A SAYING often attributed to Sir Winston Churchill is that “democracy is the worst form of government – apart from all the others”. The travel industry has certainly been confronted with that harsh reality over the last couple of years, as we have for the first time in many cases been forced to engage with our elected representatives and bureaucracy while the nation grappled with the COVID-19 pandemic.
Previously we were blissfully unaware of the frailties of our elected leaders – who after all, are just flawed human beings like the rest of us, but are charged with huge responsibilities and powers that impact the entire community. Before COVID-19 the travel and tourism sector by and large made its own way in the world, but all of a sudden we were thrown into the maelstrom of lobbying, completing grant applications and dealing with occasionally flawed IT platforms, meeting with MPs to plead the industry’s case, and sometimes faced with frustrations, brick walls, empty platitudes or downright ignorance.
Of course that hasn’t been everyone’s experience, and I certainly don’t want to downplay the role of our MPs who took up the industry’s cause among their colleagues in Canberra and the State and Territory capitals. But I think we would all have preferred the situation before we were confronted by the pandemic where we all pretty much did our own thing and weren’t overly concerned about how our tax dollars were being managed. A commentator recently noted that many workers in Canberra are now in a third generation of public servants, with a lack of appreciation in Government departments of how things are in the “real world” being a frequent refrain of frustrated business owners wading through COVID-19 red tape over the last two years.
This weekend we all have an opportunity to vote in the Federal Election, and the outcome at this stage is as clear as mud. Fringe candidates, the rise of the so-called “teal” independents, fatigue over PM Scott Morrison’s performance – not to mention the millions of dollars spent by Clive Palmer in support of his United Australia party – make the poll particularly uncertain. (On a side note, there is already one clear winner at this stage – mainstream media and social platforms such as Facebook, which have reaped a massive bounty in political advertising!)
As we take to the polls, perhaps rather than wringing our hands in frustration at the perceived limitations of our leaders, it will be better for us to reflect on the fact that at least we have the opportunity to exercise our democratic rights.
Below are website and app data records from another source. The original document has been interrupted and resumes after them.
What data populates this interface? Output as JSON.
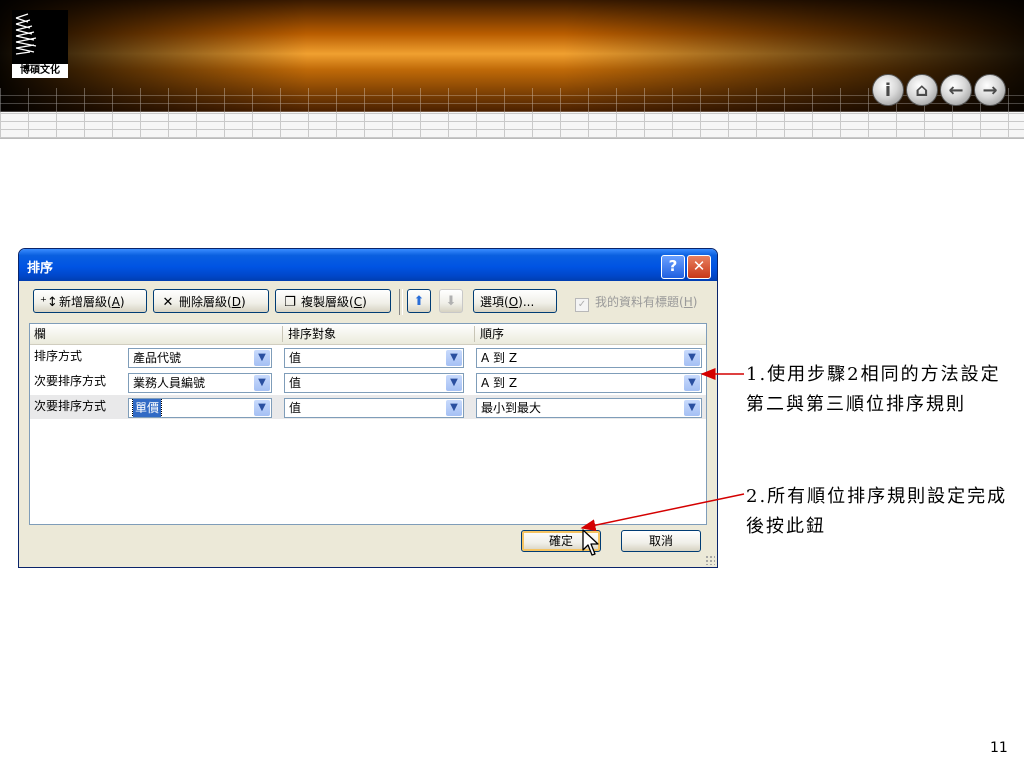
{
  "banner": {
    "logo_text": "博碩文化"
  },
  "nav_icons": [
    "info-icon",
    "home-icon",
    "back-icon",
    "forward-icon"
  ],
  "dialog": {
    "title": "排序",
    "help_button": "?",
    "close_button": "✕",
    "toolbar": {
      "add_level": {
        "text": "新增層級(",
        "key": "A",
        "end": ")"
      },
      "delete_level": {
        "text": "刪除層級(",
        "key": "D",
        "end": ")"
      },
      "copy_level": {
        "text": "複製層級(",
        "key": "C",
        "end": ")"
      },
      "options": {
        "text": "選項(",
        "key": "O",
        "end": ")..."
      },
      "header_checkbox": {
        "text": "我的資料有標題(",
        "key": "H",
        "end": ")",
        "checked": true,
        "enabled": false
      }
    },
    "grid": {
      "headers": [
        "欄",
        "排序對象",
        "順序"
      ],
      "rows": [
        {
          "label": "排序方式",
          "column": "產品代號",
          "sort_on": "值",
          "order": "A 到 Z",
          "selected": false
        },
        {
          "label": "次要排序方式",
          "column": "業務人員編號",
          "sort_on": "值",
          "order": "A 到 Z",
          "selected": false
        },
        {
          "label": "次要排序方式",
          "column": "單價",
          "sort_on": "值",
          "order": "最小到最大",
          "selected": true
        }
      ]
    },
    "ok_button": "確定",
    "cancel_button": "取消"
  },
  "annotations": {
    "note1": "1.使用步驟2相同的方法設定第二與第三順位排序規則",
    "note2": "2.所有順位排序規則設定完成後按此鈕",
    "arrow_color": "#d40000"
  },
  "page_number": "11"
}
Life in Australia is far from perfect, but it’s hands down better than just about anywhere else in the world. Whatever the outcome this weekend, almost all of us will continue to have a roof over our heads, food on the table, full supermarket shelves and the ability to earn an income. The choice that faces us in this election is fortunately a selection between slightly different approaches to government, rather than the extremes many others in the world are currently experiencing.
Elections traditionally have a somewhat dampening effect on economic activity, with uncertainty about the outcome sometimes seeing consumers postpone spending decisions until after the dust settles. That’s commonly true for travel and tourism – so given the huge resurgence in activity that is already happening, the industry had better batten down the hatches for an even busier few months coming up, regardless of who gets the guernsey this Saturday!